There is an additional variable here, addressed further in the "Tests" section. The L42HDTV adds some sharpening to all inputs even at a zero setting of the Sharpness control. While this was evident on some standard definition DVDs, it was very hard to spot on HD DVD at 1080i. But even with this wild-card variable, the advantage in detail the LCD set showed over the plasma was consistent with what you would expect given the different resolutions of the two sets.
Conclusions: L42HDTV vs. P42HDTV
Neither of these sets will be all things to all people. Both are superb values, but which one will be best for you depends on your priorities. The P42HDTV may not be the greatest plasma since sliced pixels, but nothing else I know of in a digital display near its size can touch it for the money. Yes, the L42HDTV is sharper, particularly with high definition material, but the P42HDTV is not soft. I'd love to have it all, but on balance the plasma's richer blacks and punchier image gives it the win by a nose for this movie geek.
But if you watch a lot of television in a brightly lit room, you might prefer the LCD. And if you're a gamer, you should be aware that the P42HDTV plasma is, in my experience, a little more prone to burn-in than some of the pricier plasmas I've seen. It's certainly more prone to it than the L42HDTV, which doesn't have this problem at all.
But if you watch a lot of sports, and I do watch some, the P42HDTV also has its advantages. It has just a bit less motion lag than the LCD, not enough to make much difference with most programming but perhaps enough to be important to gamers. And the plasma is still plenty bright even if it's not a torch.

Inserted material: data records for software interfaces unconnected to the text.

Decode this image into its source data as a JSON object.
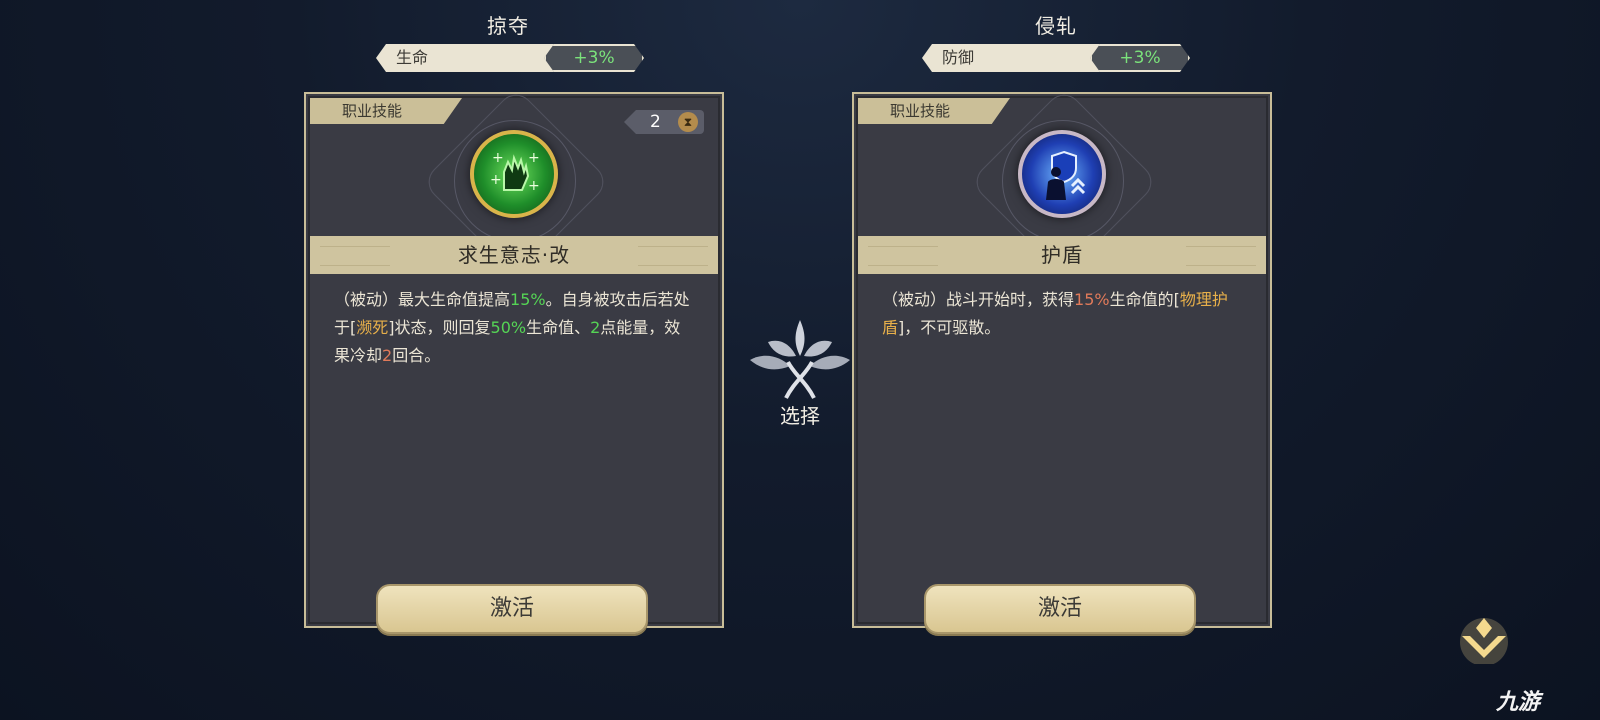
{
  "left": {
    "title": "掠夺",
    "stat_label": "生命",
    "stat_value": "+3%",
    "tab": "职业技能",
    "cooldown": "2",
    "skill_name": "求生意志·改",
    "desc": [
      {
        "t": "（被动）最大生命值提高",
        "c": ""
      },
      {
        "t": "15%",
        "c": "g"
      },
      {
        "t": "。自身被攻击后若处于[",
        "c": ""
      },
      {
        "t": "濒死",
        "c": "o"
      },
      {
        "t": "]状态，则回复",
        "c": ""
      },
      {
        "t": "50%",
        "c": "g"
      },
      {
        "t": "生命值、",
        "c": ""
      },
      {
        "t": "2",
        "c": "g"
      },
      {
        "t": "点能量，效果冷却",
        "c": ""
      },
      {
        "t": "2",
        "c": "r"
      },
      {
        "t": "回合。",
        "c": ""
      }
    ],
    "button": "激活",
    "icon": "gloved-hand-heal-icon"
  },
  "right": {
    "title": "侵轧",
    "stat_label": "防御",
    "stat_value": "+3%",
    "tab": "职业技能",
    "skill_name": "护盾",
    "desc": [
      {
        "t": "（被动）战斗开始时，获得",
        "c": ""
      },
      {
        "t": "15%",
        "c": "r"
      },
      {
        "t": "生命值的[",
        "c": ""
      },
      {
        "t": "物理护盾",
        "c": "o"
      },
      {
        "t": "]，不可驱散。",
        "c": ""
      }
    ],
    "button": "激活",
    "icon": "shield-figure-icon"
  },
  "center": {
    "label": "选择"
  },
  "watermark": "九游",
  "colors": {
    "green": "#55d455",
    "orange": "#e8b04a",
    "red": "#e07a5a",
    "gold": "#cfc49f"
  }
}
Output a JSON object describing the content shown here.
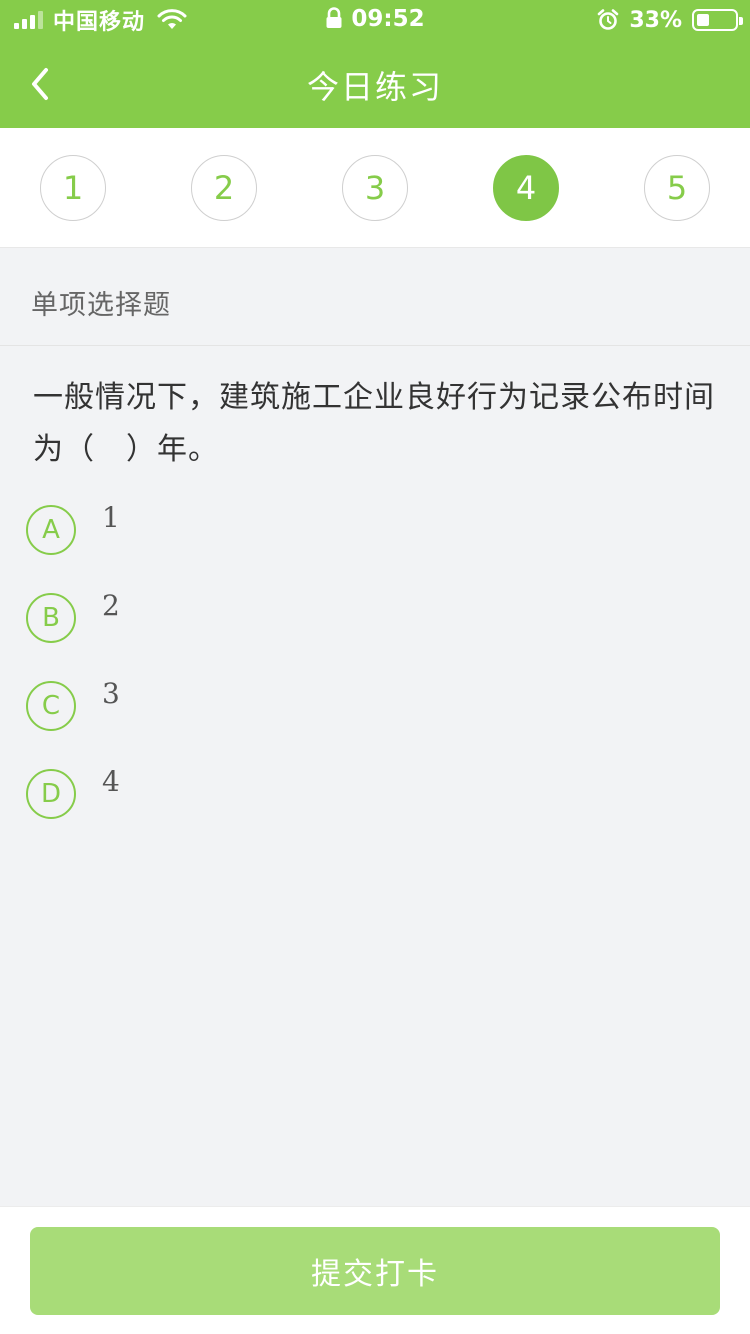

The L42HDTV does have a bright, colorful image that will grab your eye on bright, colorful program material, particularly on a showroom floor. But overall, it's the P42HDTV that gets my vote for excelling where it counts: reproducing a wide range of program material at a quality level that I never expected to see in a plasma priced this low.